• [WHAT TO WORK ON] Check each line of the data, and copy those where "label" appears.

[Web page and app entries]
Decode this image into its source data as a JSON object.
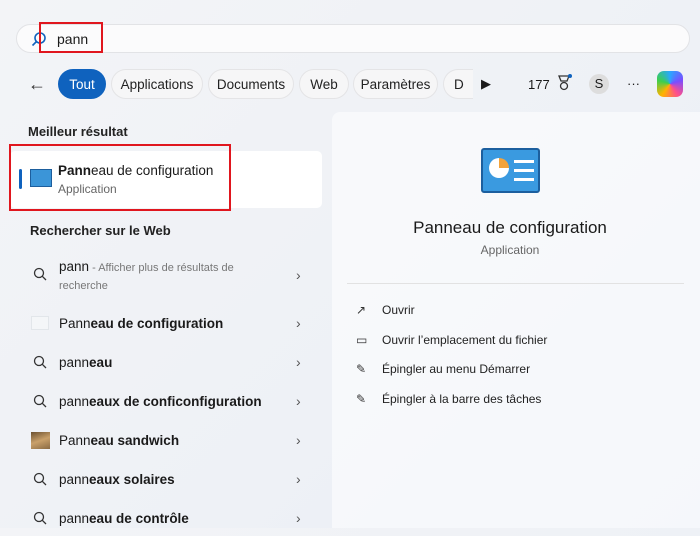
{
  "search": {
    "value": "pann"
  },
  "filters": {
    "tabs": [
      "Tout",
      "Applications",
      "Documents",
      "Web",
      "Paramètres",
      "D"
    ],
    "count": "177",
    "avatar": "S",
    "more": "···"
  },
  "best": {
    "heading": "Meilleur résultat",
    "title_match": "Pann",
    "title_rest": "eau de configuration",
    "subtitle": "Application"
  },
  "web": {
    "heading": "Rechercher sur le Web",
    "first": {
      "match": "pann",
      "rest": " - Afficher plus de résultats de recherche"
    },
    "items": [
      {
        "icon": "control-panel-thumb-icon",
        "match": "Pann",
        "rest": "eau de configuration"
      },
      {
        "icon": "search-icon",
        "match": "pann",
        "rest": "eau"
      },
      {
        "icon": "search-icon",
        "match": "pann",
        "rest": "eaux de conficonfiguration"
      },
      {
        "icon": "sandwich-panel-thumb-icon",
        "match": "Pann",
        "rest": "eau sandwich"
      },
      {
        "icon": "search-icon",
        "match": "pann",
        "rest": "eaux solaires"
      },
      {
        "icon": "search-icon",
        "match": "pann",
        "rest": "eau de contrôle"
      }
    ]
  },
  "detail": {
    "title": "Panneau de configuration",
    "subtitle": "Application",
    "actions": [
      {
        "icon": "open-icon",
        "label": "Ouvrir"
      },
      {
        "icon": "folder-icon",
        "label": "Ouvrir l’emplacement du fichier"
      },
      {
        "icon": "pin-icon",
        "label": "Épingler au menu Démarrer"
      },
      {
        "icon": "pin-icon",
        "label": "Épingler à la barre des tâches"
      }
    ]
  },
  "colors": {
    "accent": "#0f62be",
    "highlight": "#e0161e"
  }
}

• [ANSWER TO THE PROBLEM]
        "label": "Ouvrir"
        "label": "Ouvrir l’emplacement du fichier"
        "label": "Épingler au menu Démarrer"
        "label": "Épingler à la barre des tâches"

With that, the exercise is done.